There’s a strategy behind these stores’ decision to keep rotisserie chicken prices steady — and that says a lot about how grocers are trying to manage inflation while retaining customers.
Roast chicken is a popular item in supermarkets as it attracts customers to stores. Typically, customers shop around and buy more than just chicken for dinner when they visit.
Companies want to stay competitive on rotisserie chicken prices and are prepared to lose money selling them even if production costs increase. It’s called a “loss leader” for a reason: stores can raise the prices of other goods to make up for those losses.
“Once (customers) are in the store, they can fill the rest of their shopping cart, which the store could make a higher margin on,” said Ernest Baskin, associate professor in the department of food marketing at Saint’s University. -Joseph.
Plus, shoppers know exactly how much their rotisserie chicken meal costs and they’ll notice an increase.

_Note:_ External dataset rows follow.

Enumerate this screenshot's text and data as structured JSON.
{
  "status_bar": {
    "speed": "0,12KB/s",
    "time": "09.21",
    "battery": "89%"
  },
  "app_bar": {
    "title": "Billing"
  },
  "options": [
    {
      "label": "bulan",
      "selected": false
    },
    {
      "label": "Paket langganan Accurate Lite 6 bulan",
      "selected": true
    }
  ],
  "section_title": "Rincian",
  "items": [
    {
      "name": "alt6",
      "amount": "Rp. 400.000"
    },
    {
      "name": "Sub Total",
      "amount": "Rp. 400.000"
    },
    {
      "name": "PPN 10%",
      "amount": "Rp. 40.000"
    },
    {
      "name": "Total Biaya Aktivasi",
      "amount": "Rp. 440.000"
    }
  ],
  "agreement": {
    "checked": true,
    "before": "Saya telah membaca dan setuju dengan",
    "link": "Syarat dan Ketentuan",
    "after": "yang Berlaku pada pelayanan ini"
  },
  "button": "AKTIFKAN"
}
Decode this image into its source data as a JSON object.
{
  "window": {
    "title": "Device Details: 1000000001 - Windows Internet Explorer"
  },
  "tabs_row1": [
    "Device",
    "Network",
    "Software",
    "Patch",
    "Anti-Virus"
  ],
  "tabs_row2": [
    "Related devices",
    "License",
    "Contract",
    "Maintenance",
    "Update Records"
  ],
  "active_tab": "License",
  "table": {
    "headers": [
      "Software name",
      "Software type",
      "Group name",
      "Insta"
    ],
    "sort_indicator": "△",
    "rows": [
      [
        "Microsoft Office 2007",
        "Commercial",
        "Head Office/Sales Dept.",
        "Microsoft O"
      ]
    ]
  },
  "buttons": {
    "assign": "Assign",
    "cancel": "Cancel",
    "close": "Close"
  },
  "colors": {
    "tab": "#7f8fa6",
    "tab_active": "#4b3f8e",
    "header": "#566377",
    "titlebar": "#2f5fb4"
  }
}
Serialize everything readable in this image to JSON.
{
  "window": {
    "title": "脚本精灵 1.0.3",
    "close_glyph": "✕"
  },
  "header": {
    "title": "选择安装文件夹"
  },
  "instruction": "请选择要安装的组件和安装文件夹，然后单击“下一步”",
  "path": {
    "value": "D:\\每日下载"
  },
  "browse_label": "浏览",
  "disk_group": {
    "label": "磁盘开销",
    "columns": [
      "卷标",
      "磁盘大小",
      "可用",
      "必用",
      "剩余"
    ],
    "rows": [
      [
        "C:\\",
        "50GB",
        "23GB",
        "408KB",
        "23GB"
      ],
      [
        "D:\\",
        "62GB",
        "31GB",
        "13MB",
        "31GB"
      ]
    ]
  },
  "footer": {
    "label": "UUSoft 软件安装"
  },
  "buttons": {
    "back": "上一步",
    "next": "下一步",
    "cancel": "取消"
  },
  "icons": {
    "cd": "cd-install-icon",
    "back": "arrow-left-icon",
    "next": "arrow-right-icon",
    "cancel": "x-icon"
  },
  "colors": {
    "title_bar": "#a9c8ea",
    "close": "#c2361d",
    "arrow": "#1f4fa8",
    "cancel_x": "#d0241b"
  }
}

Like the price of a gallon of milk or a carton of eggs, the price of a roast chicken helps define consumers’ overall perception of a store’s value. Improper pricing of rotisserie chickens could have far-reaching consequences.
BJ CEO Bob Eddy underscored the importance of this strategy last week: “We have continued to invest in our value proposition. A good example is our signature roast chicken,” he said during a presentation. an earnings call, later adding that even though BJ’s production costs for rotisserie chickens have jumped, the company has kept its prices firm because it’s “such an important thing for our members.”
Also at Giant Eagle, “our rotisserie chicken is a very popular center-of-the-plate dish,” spokesman Dan Donovan said. “We believe it is important to maintain a strong overall value for this item.”
Perhaps no chain is more closely tied to its rotisserie chickens than Costco, which has sold them for $4.99 for more than a decade — and sold 106 million last year. Costco places the chickens in the back of the store, hoping customers pick up the items on impulse as they pass pallets of merchandise en route to the rotisseries.
Keeping rotisserie chicken at $4.99 is such a big strategy for Costco that it built a $450 million poultry processing plant in Nebraska to supply its own poultry to stores. The factory, which opened in 2019, processes more than 100 million chickens a year.
& 2022 Cable News Network, Inc., a WarnerMedia company. All rights reserved.